Produce one exact copy of the records, no pictures.

##### Task material #####

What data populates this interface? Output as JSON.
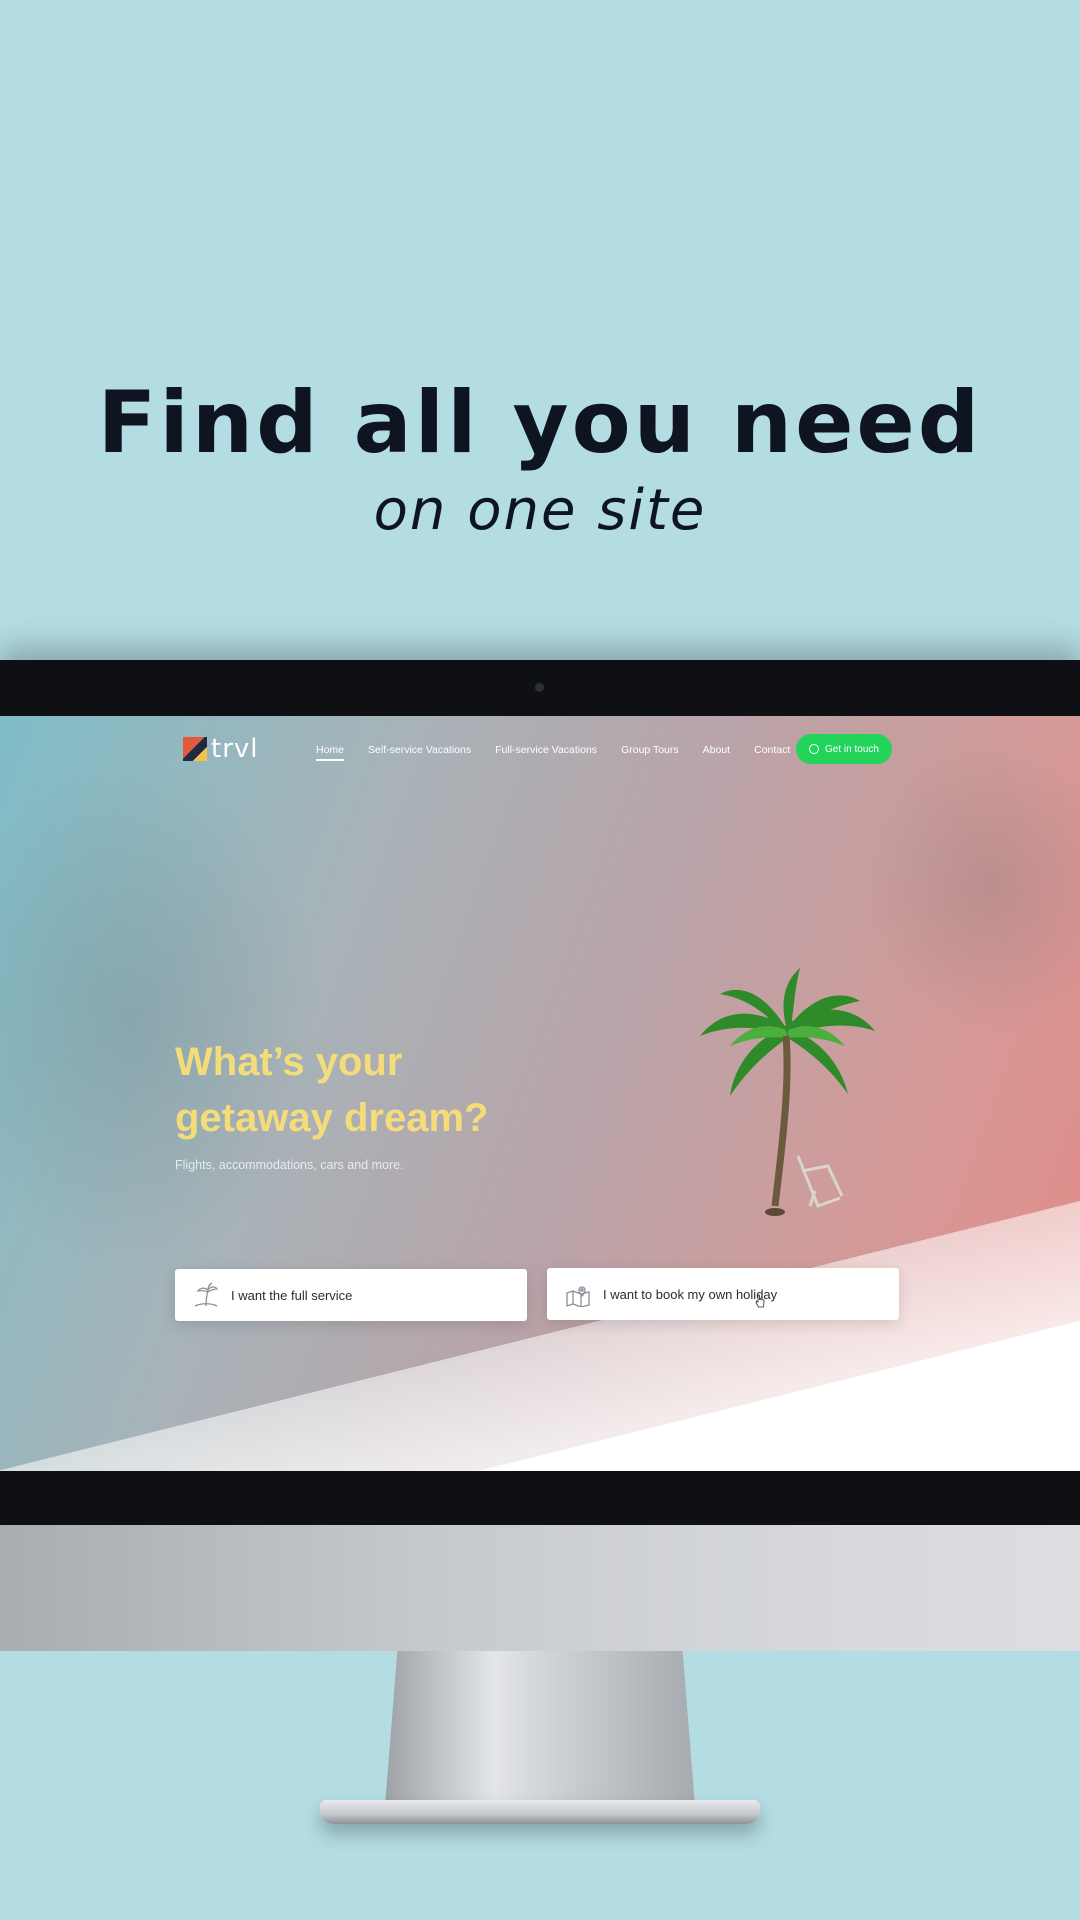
{
  "headline": {
    "line1": "Find all you need",
    "line2": "on one site"
  },
  "website": {
    "logo_text": "trvl",
    "nav": [
      {
        "label": "Home",
        "active": true
      },
      {
        "label": "Self-service Vacations",
        "active": false
      },
      {
        "label": "Full-service Vacations",
        "active": false
      },
      {
        "label": "Group Tours",
        "active": false
      },
      {
        "label": "About",
        "active": false
      },
      {
        "label": "Contact",
        "active": false
      }
    ],
    "cta_label": "Get in touch",
    "hero_title_line1": "What’s your",
    "hero_title_line2": "getaway dream?",
    "hero_subtitle": "Flights, accommodations, cars and more.",
    "choice_full": "I want the full service",
    "choice_own": "I want to book my own holiday"
  },
  "colors": {
    "background": "#b3dde2",
    "cta_green": "#22d45a",
    "hero_title": "#f4dc7a",
    "bezel": "#0e1013"
  }
}
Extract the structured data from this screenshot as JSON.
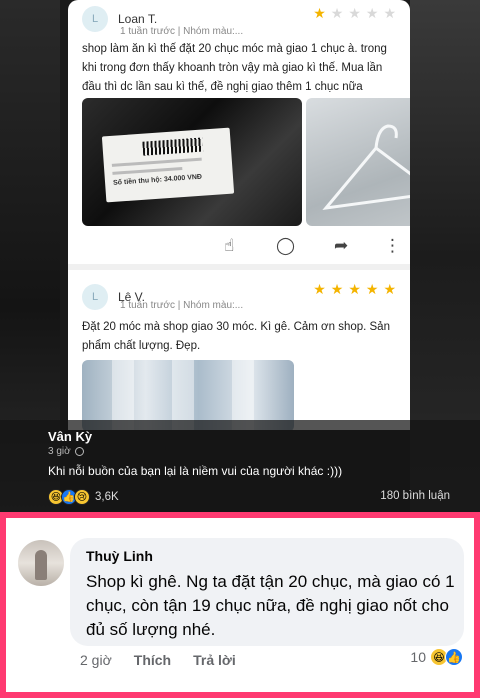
{
  "review1": {
    "avatar": "L",
    "name": "Loan T.",
    "meta": "1 tuần trước | Nhóm màu:...",
    "stars": 1,
    "text": "shop làm ăn kì thế đặt 20 chục móc mà giao 1 chục à. trong khi trong đơn thấy khoanh tròn vậy mà giao kì thế. Mua lần đầu thì dc lần sau kì thế, đề nghị giao thêm 1 chục nữa",
    "label_price": "Số tiền thu hộ: 34.000 VNĐ",
    "icons": [
      "clap-icon",
      "comment-icon",
      "share-icon",
      "more-icon"
    ]
  },
  "review2": {
    "avatar": "L",
    "name": "Lê V.",
    "meta": "1 tuần trước | Nhóm màu:...",
    "stars": 5,
    "text": "Đặt 20 móc mà shop giao 30 móc. Kì gê. Cảm ơn shop. Sản phẩm chất lượng. Đẹp."
  },
  "post": {
    "author": "Vân Kỳ",
    "time": "3 giờ",
    "caption": "Khi nỗi buồn của bạn lại là niềm vui của người khác :)))",
    "reaction_count": "3,6K",
    "comment_count": "180 bình luận"
  },
  "comment": {
    "name": "Thuỳ Linh",
    "text": "Shop kì ghê. Ng ta đặt tận 20 chục, mà giao có 1 chục, còn tận 19 chục nữa, đề nghị giao nốt cho đủ số lượng nhé.",
    "time": "2 giờ",
    "like_label": "Thích",
    "reply_label": "Trả lời",
    "reaction_count": "10"
  },
  "colors": {
    "frame": "#ff3a71",
    "star": "#f4b400",
    "like_blue": "#1877f2"
  }
}
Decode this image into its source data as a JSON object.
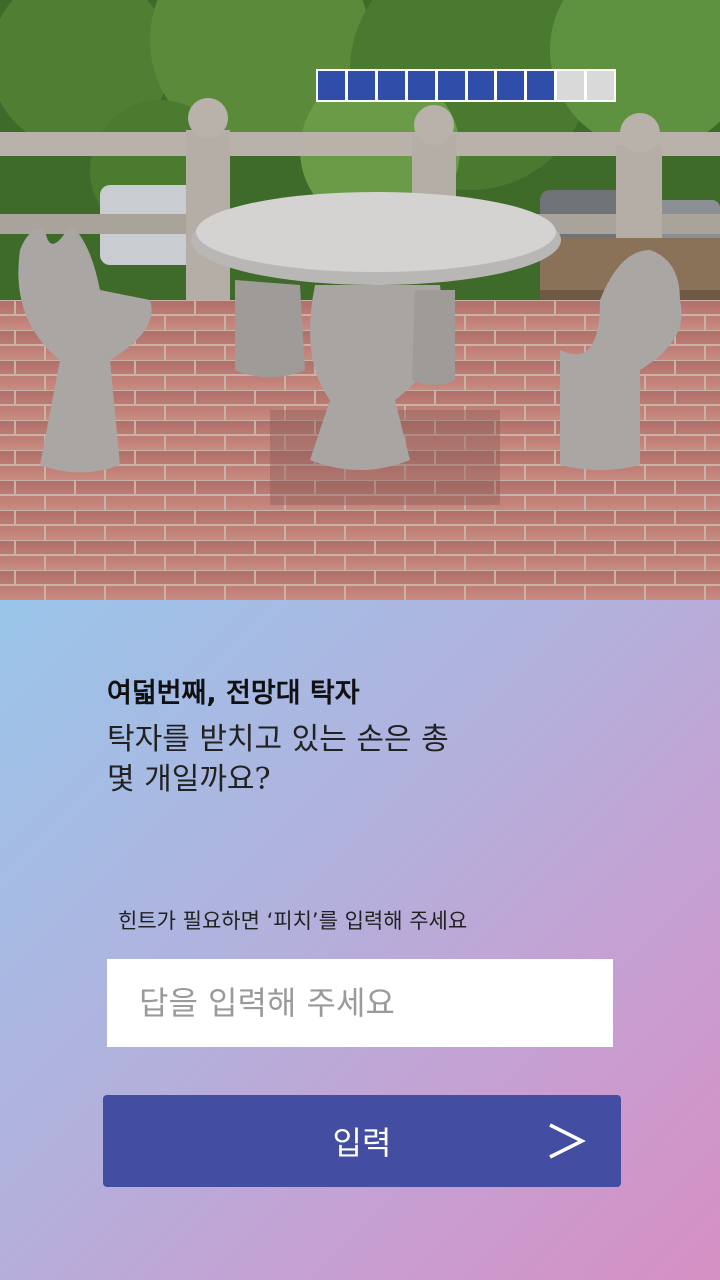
{
  "photo": {
    "subject": "stone hand-shaped chairs around a round granite table on a brick observation deck",
    "icon": "hand-chairs-photo"
  },
  "progress": {
    "total_steps": 10,
    "completed_steps": 8,
    "fill_color": "#2f4ea9",
    "empty_color": "#d9d9d9"
  },
  "question": {
    "title": "여덟번째, 전망대 탁자",
    "line1": "탁자를 받치고 있는 손은 총",
    "line2": "몇 개일까요?"
  },
  "hint": {
    "text": "힌트가 필요하면 ‘피치’를 입력해 주세요"
  },
  "answer": {
    "placeholder": "답을 입력해 주세요",
    "value": ""
  },
  "submit": {
    "label": "입력",
    "icon": "chevron-right-icon",
    "color": "#434da1"
  }
}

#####

== Solution to the exercise ==
What data populates this interface? Output as JSON.
{
  "headline": {
    "line1": "Find all you need",
    "line2": "on one site"
  },
  "website": {
    "logo_text": "trvl",
    "nav": [
      {
        "label": "Home",
        "active": true
      },
      {
        "label": "Self-service Vacations",
        "active": false
      },
      {
        "label": "Full-service Vacations",
        "active": false
      },
      {
        "label": "Group Tours",
        "active": false
      },
      {
        "label": "About",
        "active": false
      },
      {
        "label": "Contact",
        "active": false
      }
    ],
    "cta_label": "Get in touch",
    "hero_title_line1": "What’s your",
    "hero_title_line2": "getaway dream?",
    "hero_subtitle": "Flights, accommodations, cars and more.",
    "choice_full": "I want the full service",
    "choice_own": "I want to book my own holiday"
  },
  "colors": {
    "background": "#b3dde2",
    "cta_green": "#22d45a",
    "hero_title": "#f4dc7a",
    "bezel": "#0e1013"
  }
}
Extract the structured data from this screenshot as JSON.
{
  "review1": {
    "avatar": "L",
    "name": "Loan T.",
    "meta": "1 tuần trước | Nhóm màu:...",
    "stars": 1,
    "text": "shop làm ăn kì thế đặt 20 chục móc mà giao 1 chục à. trong khi trong đơn thấy khoanh tròn vậy mà giao kì thế. Mua lần đầu thì dc lần sau kì thế, đề nghị giao thêm 1 chục nữa",
    "label_price": "Số tiền thu hộ: 34.000 VNĐ",
    "icons": [
      "clap-icon",
      "comment-icon",
      "share-icon",
      "more-icon"
    ]
  },
  "review2": {
    "avatar": "L",
    "name": "Lê V.",
    "meta": "1 tuần trước | Nhóm màu:...",
    "stars": 5,
    "text": "Đặt 20 móc mà shop giao 30 móc. Kì gê. Cảm ơn shop. Sản phẩm chất lượng. Đẹp."
  },
  "post": {
    "author": "Vân Kỳ",
    "time": "3 giờ",
    "caption": "Khi nỗi buồn của bạn lại là niềm vui của người khác :)))",
    "reaction_count": "3,6K",
    "comment_count": "180 bình luận"
  },
  "comment": {
    "name": "Thuỳ Linh",
    "text": "Shop kì ghê. Ng ta đặt tận 20 chục, mà giao có 1 chục, còn tận 19 chục nữa, đề nghị giao nốt cho đủ số lượng nhé.",
    "time": "2 giờ",
    "like_label": "Thích",
    "reply_label": "Trả lời",
    "reaction_count": "10"
  },
  "colors": {
    "frame": "#ff3a71",
    "star": "#f4b400",
    "like_blue": "#1877f2"
  }
}
Decode this image into its source data as a JSON object.
{
  "photo": {
    "subject": "stone hand-shaped chairs around a round granite table on a brick observation deck",
    "icon": "hand-chairs-photo"
  },
  "progress": {
    "total_steps": 10,
    "completed_steps": 8,
    "fill_color": "#2f4ea9",
    "empty_color": "#d9d9d9"
  },
  "question": {
    "title": "여덟번째, 전망대 탁자",
    "line1": "탁자를 받치고 있는 손은 총",
    "line2": "몇 개일까요?"
  },
  "hint": {
    "text": "힌트가 필요하면 ‘피치’를 입력해 주세요"
  },
  "answer": {
    "placeholder": "답을 입력해 주세요",
    "value": ""
  },
  "submit": {
    "label": "입력",
    "icon": "chevron-right-icon",
    "color": "#434da1"
  }
}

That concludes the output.